  21. ^ Pimlott (1985), p. 66
  22. ^ a b Bloch, Michael (2015). Closet Queens. Little, Brown. pp. 228–229. ISBN 978-1408704127.
  23. ^ Delaney, Paul (1987). The Neo-Pagans. Macmillan. pp. 49–50.
  24. ^ Bloch, Michael (2015). Closet Queens. Little, Brown. p. 230. ISBN 978-1408704127.
  25. ^ Davenport, Nicholas (1974). Memoirs of a City Radical. Weidenfeld. p. 171.
  26. ^ "Hugh Dalton's Diaries". LSE Digital Library. Retrieved 8 October 2021.
  27. ^ "No. 41942". The London Gazette. 29 January 1960. p. 764.
  28. ^ "LORD DALTON (Hansard, 3 February 1960)". api.parliament.uk.
  29. ^ Rogers, F. H. (2004). The Measurement and Decomposition of Achievement Equity. Unpublished doctoral dissertation. Columbus, Ohio: Ohio State University.
  30. ^ "Life Peerages – D". www.cracroftspeerage.co.uk.

Cited sources edit

  • Pimlott, Ben (1985). Hugh Dalton. Macmillan. ISBN 9780333412510.
  • Smetana, Vít (2008). In the Shadow of Munich British Policy Towards Czechslovakia from the Endorsement to the Renunciation of the Munich Agreement (1938-1942). Prague: Charles University Press. ISBN 9788024613734.

Further reading edit

Primary sources edit

  • Hugh Dalton With British Guns in Italy (1919)
  • Hugh Dalton Call Back Yesterday: Memoirs – 1887–1931 (1953)
  • Hugh Dalton The Fateful Years: Memoirs – 1931–1945 (1957)
  • Hugh Dalton High Tide and After: Memoirs – 1945–1960 (1962)

References edit

  • Craig, F. W. S. (1983) [1969]. British parliamentary election results 1918–1949 (3rd ed.). Chichester: Parliamentary Research Services. ISBN 0-900178-06-X.
  • Dalton, H. The measurement of the inequality of incomes, Economic Journal, 30 (1920), pp. 348–461.

External links edit

  Media related to Hugh Dalton at Wikimedia Commons

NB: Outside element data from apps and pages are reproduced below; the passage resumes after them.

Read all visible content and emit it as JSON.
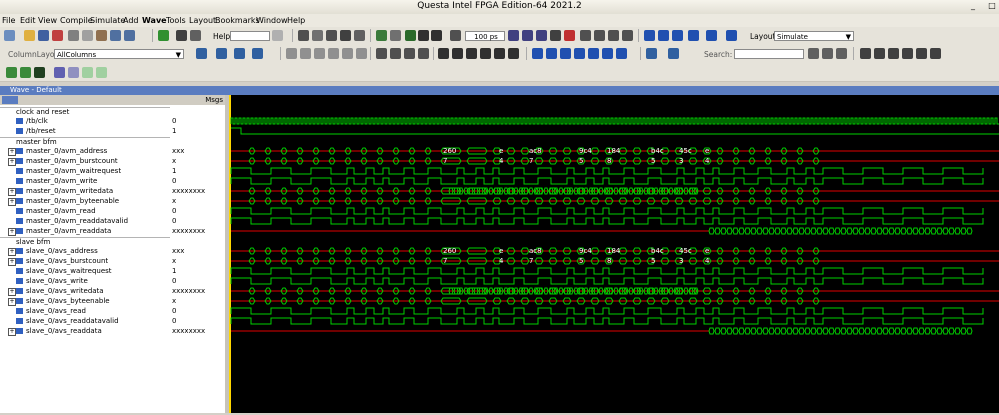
{
  "window": {
    "title": "Questa Intel FPGA Edition-64 2021.2"
  },
  "menu": [
    "File",
    "Edit",
    "View",
    "Compile",
    "Simulate",
    "Add",
    "Wave",
    "Tools",
    "Layout",
    "Bookmarks",
    "Window",
    "Help"
  ],
  "toolbar": {
    "help_label": "Help",
    "time_value": "100 ps",
    "layout_label": "Layout",
    "layout_value": "Simulate",
    "column_layout_label": "ColumnLayout",
    "column_layout_value": "AllColumns",
    "search_label": "Search:"
  },
  "wave_window": {
    "title": "Wave - Default",
    "msgs_header": "Msgs"
  },
  "groups": [
    "clock and reset",
    "master bfm",
    "slave bfm"
  ],
  "signals": [
    {
      "name": "/tb/clk",
      "value": "0",
      "expand": false,
      "group": 0
    },
    {
      "name": "/tb/reset",
      "value": "1",
      "expand": false,
      "group": 0
    },
    {
      "name": "master_0/avm_address",
      "value": "xxx",
      "expand": true,
      "group": 1
    },
    {
      "name": "master_0/avm_burstcount",
      "value": "x",
      "expand": true,
      "group": 1
    },
    {
      "name": "master_0/avm_waitrequest",
      "value": "1",
      "expand": false,
      "group": 1
    },
    {
      "name": "master_0/avm_write",
      "value": "0",
      "expand": false,
      "group": 1
    },
    {
      "name": "master_0/avm_writedata",
      "value": "xxxxxxxx",
      "expand": true,
      "group": 1
    },
    {
      "name": "master_0/avm_byteenable",
      "value": "x",
      "expand": true,
      "group": 1
    },
    {
      "name": "master_0/avm_read",
      "value": "0",
      "expand": false,
      "group": 1
    },
    {
      "name": "master_0/avm_readdatavalid",
      "value": "0",
      "expand": false,
      "group": 1
    },
    {
      "name": "master_0/avm_readdata",
      "value": "xxxxxxxx",
      "expand": true,
      "group": 1
    },
    {
      "name": "slave_0/avs_address",
      "value": "xxx",
      "expand": true,
      "group": 2
    },
    {
      "name": "slave_0/avs_burstcount",
      "value": "x",
      "expand": true,
      "group": 2
    },
    {
      "name": "slave_0/avs_waitrequest",
      "value": "1",
      "expand": false,
      "group": 2
    },
    {
      "name": "slave_0/avs_write",
      "value": "0",
      "expand": false,
      "group": 2
    },
    {
      "name": "slave_0/avs_writedata",
      "value": "xxxxxxxx",
      "expand": true,
      "group": 2
    },
    {
      "name": "slave_0/avs_byteenable",
      "value": "x",
      "expand": true,
      "group": 2
    },
    {
      "name": "slave_0/avs_read",
      "value": "0",
      "expand": false,
      "group": 2
    },
    {
      "name": "slave_0/avs_readdatavalid",
      "value": "0",
      "expand": false,
      "group": 2
    },
    {
      "name": "slave_0/avs_readdata",
      "value": "xxxxxxxx",
      "expand": true,
      "group": 2
    }
  ],
  "bus_labels": {
    "address": [
      "260",
      "e",
      "ac8",
      "9c4",
      "184",
      "b4c",
      "45c",
      "e"
    ],
    "burstcount": [
      "7",
      "4",
      "7",
      "5",
      "8",
      "5",
      "3",
      "4"
    ]
  },
  "colors": {
    "wave_green": "#00d000",
    "wave_red": "#e00000",
    "cursor": "#ffd700",
    "header_blue": "#5a7cc0"
  }
}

Parliament of the United Kingdom
Preceded by Member of Parliament for Peckham
Succeeded by
Preceded by Member of Parliament for Bishop Auckland
Succeeded by
Preceded by Member of Parliament for Bishop Auckland
Succeeded by
Political offices
Preceded by Under-Secretary of State for Foreign Affairs
Succeeded by
Preceded by Minister of Economic Warfare
Succeeded by
Preceded by President of the Board of Trade
Succeeded by
Preceded by Chancellor of the Exchequer
Succeeded by
Preceded by Chancellor of the Duchy of Lancaster
Succeeded by
Party political offices
Preceded by Chair of the Labour Party
Succeeded by